* What the exercise asks *
Would you reproduce all of the entries exactly?

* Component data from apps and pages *
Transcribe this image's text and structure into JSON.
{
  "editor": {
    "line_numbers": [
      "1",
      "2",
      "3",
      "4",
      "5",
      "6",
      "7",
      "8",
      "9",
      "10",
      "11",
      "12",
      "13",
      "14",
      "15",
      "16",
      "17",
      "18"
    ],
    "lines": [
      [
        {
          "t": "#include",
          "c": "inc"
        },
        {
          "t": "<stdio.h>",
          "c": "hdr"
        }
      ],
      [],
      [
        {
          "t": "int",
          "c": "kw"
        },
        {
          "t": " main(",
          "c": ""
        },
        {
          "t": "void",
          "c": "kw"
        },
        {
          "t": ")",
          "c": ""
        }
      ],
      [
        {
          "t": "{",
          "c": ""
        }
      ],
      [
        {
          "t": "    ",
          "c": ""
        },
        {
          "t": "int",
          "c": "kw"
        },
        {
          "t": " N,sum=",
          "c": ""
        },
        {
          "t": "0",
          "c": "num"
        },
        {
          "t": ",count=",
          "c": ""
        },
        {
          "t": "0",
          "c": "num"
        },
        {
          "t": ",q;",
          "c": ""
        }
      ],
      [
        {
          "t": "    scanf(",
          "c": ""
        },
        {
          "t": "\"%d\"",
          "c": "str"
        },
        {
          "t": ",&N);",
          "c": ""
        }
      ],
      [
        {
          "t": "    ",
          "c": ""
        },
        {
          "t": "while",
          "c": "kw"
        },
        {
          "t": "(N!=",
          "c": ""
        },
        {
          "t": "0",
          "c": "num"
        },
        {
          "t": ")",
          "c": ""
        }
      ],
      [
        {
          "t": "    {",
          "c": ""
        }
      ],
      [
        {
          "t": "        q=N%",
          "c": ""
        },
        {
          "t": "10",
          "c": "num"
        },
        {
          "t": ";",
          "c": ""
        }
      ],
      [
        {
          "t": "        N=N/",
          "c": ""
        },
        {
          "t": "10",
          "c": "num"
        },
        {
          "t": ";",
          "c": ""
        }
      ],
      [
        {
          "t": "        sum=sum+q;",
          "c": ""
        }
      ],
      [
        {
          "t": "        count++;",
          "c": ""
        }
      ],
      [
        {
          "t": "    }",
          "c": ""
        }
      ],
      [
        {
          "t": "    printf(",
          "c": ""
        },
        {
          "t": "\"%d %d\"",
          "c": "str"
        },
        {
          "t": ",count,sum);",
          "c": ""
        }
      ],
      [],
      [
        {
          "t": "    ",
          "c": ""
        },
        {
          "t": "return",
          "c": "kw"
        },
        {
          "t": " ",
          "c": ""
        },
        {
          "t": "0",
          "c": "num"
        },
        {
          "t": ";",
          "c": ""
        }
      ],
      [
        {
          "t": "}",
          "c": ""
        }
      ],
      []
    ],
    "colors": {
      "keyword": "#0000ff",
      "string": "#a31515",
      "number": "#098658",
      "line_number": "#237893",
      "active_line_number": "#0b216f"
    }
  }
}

* Task output *
Transcribe this image's text and structure into JSON.
{
  "editor": {
    "line_numbers": [
      "1",
      "2",
      "3",
      "4",
      "5",
      "6",
      "7",
      "8",
      "9",
      "10",
      "11",
      "12",
      "13",
      "14",
      "15",
      "16",
      "17",
      "18"
    ],
    "lines": [
      [
        {
          "t": "#include",
          "c": "inc"
        },
        {
          "t": "<stdio.h>",
          "c": "hdr"
        }
      ],
      [],
      [
        {
          "t": "int",
          "c": "kw"
        },
        {
          "t": " main(",
          "c": ""
        },
        {
          "t": "void",
          "c": "kw"
        },
        {
          "t": ")",
          "c": ""
        }
      ],
      [
        {
          "t": "{",
          "c": ""
        }
      ],
      [
        {
          "t": "    ",
          "c": ""
        },
        {
          "t": "int",
          "c": "kw"
        },
        {
          "t": " N,sum=",
          "c": ""
        },
        {
          "t": "0",
          "c": "num"
        },
        {
          "t": ",count=",
          "c": ""
        },
        {
          "t": "0",
          "c": "num"
        },
        {
          "t": ",q;",
          "c": ""
        }
      ],
      [
        {
          "t": "    scanf(",
          "c": ""
        },
        {
          "t": "\"%d\"",
          "c": "str"
        },
        {
          "t": ",&N);",
          "c": ""
        }
      ],
      [
        {
          "t": "    ",
          "c": ""
        },
        {
          "t": "while",
          "c": "kw"
        },
        {
          "t": "(N!=",
          "c": ""
        },
        {
          "t": "0",
          "c": "num"
        },
        {
          "t": ")",
          "c": ""
        }
      ],
      [
        {
          "t": "    {",
          "c": ""
        }
      ],
      [
        {
          "t": "        q=N%",
          "c": ""
        },
        {
          "t": "10",
          "c": "num"
        },
        {
          "t": ";",
          "c": ""
        }
      ],
      [
        {
          "t": "        N=N/",
          "c": ""
        },
        {
          "t": "10",
          "c": "num"
        },
        {
          "t": ";",
          "c": ""
        }
      ],
      [
        {
          "t": "        sum=sum+q;",
          "c": ""
        }
      ],
      [
        {
          "t": "        count++;",
          "c": ""
        }
      ],
      [
        {
          "t": "    }",
          "c": ""
        }
      ],
      [
        {
          "t": "    printf(",
          "c": ""
        },
        {
          "t": "\"%d %d\"",
          "c": "str"
        },
        {
          "t": ",count,sum);",
          "c": ""
        }
      ],
      [],
      [
        {
          "t": "    ",
          "c": ""
        },
        {
          "t": "return",
          "c": "kw"
        },
        {
          "t": " ",
          "c": ""
        },
        {
          "t": "0",
          "c": "num"
        },
        {
          "t": ";",
          "c": ""
        }
      ],
      [
        {
          "t": "}",
          "c": ""
        }
      ],
      []
    ],
    "colors": {
      "keyword": "#0000ff",
      "string": "#a31515",
      "number": "#098658",
      "line_number": "#237893",
      "active_line_number": "#0b216f"
    }
  }
}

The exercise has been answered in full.